Dataset excerpts:
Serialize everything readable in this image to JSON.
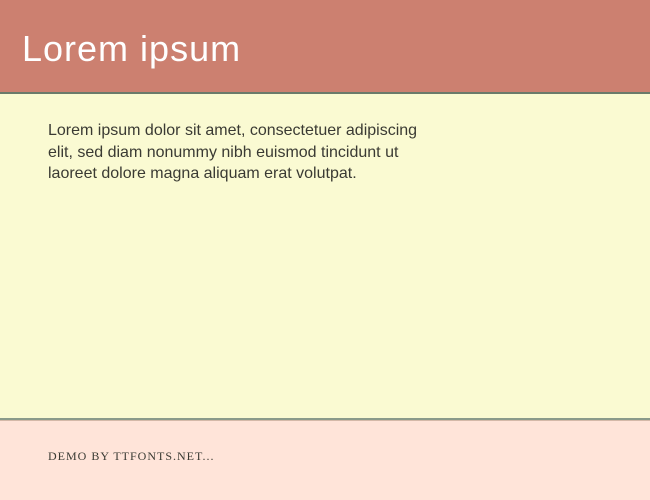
{
  "header": {
    "title": "Lorem ipsum"
  },
  "content": {
    "paragraph": "Lorem ipsum dolor sit amet, consectetuer adipiscing elit, sed diam nonummy nibh euismod tincidunt ut laoreet dolore magna aliquam erat volutpat."
  },
  "footer": {
    "text": "DEMO BY TTFONTS.NET..."
  }
}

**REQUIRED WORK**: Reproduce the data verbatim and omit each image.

**RESULT**:
Serialize everything readable in this image to JSON.
{
  "header": {
    "title": "Lorem ipsum"
  },
  "content": {
    "paragraph": "Lorem ipsum dolor sit amet, consectetuer adipiscing elit, sed diam nonummy nibh euismod tincidunt ut laoreet dolore magna aliquam erat volutpat."
  },
  "footer": {
    "text": "DEMO BY TTFONTS.NET..."
  }
}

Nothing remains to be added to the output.